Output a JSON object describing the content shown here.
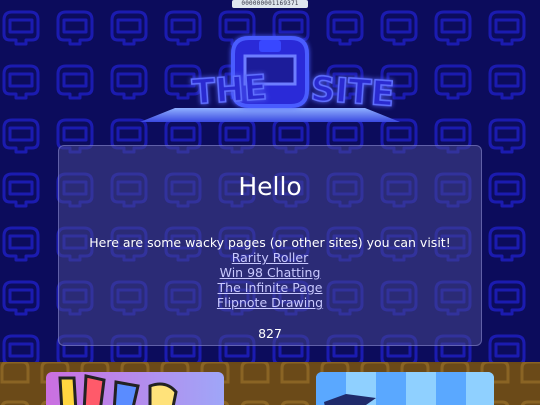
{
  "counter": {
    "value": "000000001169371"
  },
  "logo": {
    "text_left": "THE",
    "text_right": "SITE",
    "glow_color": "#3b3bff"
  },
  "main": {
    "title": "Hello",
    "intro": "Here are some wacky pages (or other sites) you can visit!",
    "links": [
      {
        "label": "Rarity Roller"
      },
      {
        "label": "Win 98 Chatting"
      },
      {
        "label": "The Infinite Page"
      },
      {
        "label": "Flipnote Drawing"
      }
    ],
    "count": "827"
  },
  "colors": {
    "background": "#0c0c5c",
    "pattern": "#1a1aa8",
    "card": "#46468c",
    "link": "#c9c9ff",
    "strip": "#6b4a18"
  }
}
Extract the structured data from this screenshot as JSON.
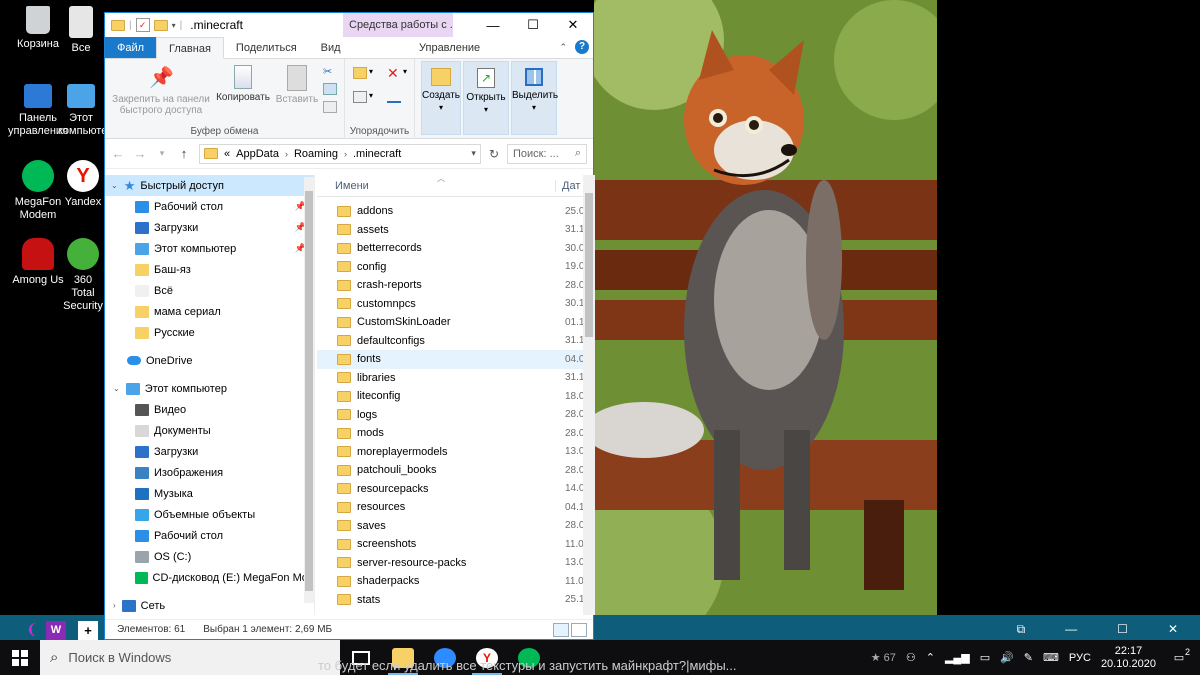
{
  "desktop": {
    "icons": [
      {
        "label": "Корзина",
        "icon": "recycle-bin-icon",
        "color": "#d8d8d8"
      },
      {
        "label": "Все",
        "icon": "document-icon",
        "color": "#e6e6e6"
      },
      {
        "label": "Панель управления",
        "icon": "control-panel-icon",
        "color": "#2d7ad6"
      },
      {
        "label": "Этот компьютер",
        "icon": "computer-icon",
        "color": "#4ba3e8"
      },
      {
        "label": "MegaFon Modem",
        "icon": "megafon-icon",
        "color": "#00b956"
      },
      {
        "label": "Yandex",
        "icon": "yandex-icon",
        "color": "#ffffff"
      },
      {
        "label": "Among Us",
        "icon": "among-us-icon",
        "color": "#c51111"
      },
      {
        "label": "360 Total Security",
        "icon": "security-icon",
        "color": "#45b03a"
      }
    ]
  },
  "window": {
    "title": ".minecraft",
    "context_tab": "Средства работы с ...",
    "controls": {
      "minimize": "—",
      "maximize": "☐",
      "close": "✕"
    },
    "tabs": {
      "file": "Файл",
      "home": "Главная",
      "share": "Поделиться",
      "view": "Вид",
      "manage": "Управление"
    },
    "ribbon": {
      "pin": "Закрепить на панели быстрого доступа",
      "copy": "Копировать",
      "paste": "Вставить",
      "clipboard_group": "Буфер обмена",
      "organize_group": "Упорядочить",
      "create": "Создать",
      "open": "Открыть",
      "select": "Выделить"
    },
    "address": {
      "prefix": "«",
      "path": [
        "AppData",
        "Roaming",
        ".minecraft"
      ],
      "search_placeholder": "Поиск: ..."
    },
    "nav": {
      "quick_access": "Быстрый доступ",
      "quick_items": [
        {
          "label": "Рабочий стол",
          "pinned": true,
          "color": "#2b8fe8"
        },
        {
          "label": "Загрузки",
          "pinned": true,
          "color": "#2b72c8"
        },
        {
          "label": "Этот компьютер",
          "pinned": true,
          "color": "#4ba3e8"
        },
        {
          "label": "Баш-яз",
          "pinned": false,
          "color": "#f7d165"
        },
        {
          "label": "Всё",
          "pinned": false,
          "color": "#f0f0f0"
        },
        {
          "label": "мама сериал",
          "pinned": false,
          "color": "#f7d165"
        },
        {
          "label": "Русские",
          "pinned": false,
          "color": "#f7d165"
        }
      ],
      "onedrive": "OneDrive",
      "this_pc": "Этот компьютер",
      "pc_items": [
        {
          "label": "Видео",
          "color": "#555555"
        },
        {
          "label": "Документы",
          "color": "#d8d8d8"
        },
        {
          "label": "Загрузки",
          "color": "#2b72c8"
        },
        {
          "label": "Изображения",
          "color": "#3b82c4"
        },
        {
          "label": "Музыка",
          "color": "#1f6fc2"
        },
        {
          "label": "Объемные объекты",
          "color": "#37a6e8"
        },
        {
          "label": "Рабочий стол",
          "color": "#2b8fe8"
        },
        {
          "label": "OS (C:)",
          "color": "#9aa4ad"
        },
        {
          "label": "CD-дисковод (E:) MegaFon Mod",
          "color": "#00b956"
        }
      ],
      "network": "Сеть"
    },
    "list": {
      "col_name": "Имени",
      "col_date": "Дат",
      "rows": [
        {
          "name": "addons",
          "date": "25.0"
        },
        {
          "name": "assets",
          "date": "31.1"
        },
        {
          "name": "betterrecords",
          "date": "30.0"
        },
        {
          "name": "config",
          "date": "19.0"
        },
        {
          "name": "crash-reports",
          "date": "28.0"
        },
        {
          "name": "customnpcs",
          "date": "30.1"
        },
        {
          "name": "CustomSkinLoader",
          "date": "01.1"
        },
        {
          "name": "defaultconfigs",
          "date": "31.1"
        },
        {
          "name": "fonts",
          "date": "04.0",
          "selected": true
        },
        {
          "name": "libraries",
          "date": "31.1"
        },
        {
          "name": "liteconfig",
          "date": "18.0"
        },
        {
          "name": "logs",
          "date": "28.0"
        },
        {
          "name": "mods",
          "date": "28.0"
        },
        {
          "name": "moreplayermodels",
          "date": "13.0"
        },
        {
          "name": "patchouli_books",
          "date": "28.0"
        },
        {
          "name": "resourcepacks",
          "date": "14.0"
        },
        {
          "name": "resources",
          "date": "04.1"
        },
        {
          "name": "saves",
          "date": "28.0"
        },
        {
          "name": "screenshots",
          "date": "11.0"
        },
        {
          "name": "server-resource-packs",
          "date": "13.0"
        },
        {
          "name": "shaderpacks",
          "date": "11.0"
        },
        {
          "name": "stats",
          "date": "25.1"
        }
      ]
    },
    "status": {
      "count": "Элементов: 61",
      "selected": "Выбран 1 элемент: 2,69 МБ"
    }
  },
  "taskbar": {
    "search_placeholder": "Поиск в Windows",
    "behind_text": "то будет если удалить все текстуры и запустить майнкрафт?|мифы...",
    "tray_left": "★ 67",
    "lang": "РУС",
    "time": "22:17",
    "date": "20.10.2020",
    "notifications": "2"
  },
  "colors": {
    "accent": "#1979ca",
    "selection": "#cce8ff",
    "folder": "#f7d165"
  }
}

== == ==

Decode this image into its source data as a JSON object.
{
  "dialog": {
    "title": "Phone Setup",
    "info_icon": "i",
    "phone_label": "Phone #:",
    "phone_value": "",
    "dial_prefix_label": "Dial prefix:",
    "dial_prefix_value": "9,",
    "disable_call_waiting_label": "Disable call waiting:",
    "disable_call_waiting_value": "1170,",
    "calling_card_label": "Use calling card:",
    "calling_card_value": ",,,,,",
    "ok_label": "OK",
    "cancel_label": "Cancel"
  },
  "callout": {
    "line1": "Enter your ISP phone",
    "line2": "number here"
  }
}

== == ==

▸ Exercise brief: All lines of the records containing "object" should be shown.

▸ Reply to the task:
Output a JSON object describing the content shown here.
Decode this image into its source data as a JSON object.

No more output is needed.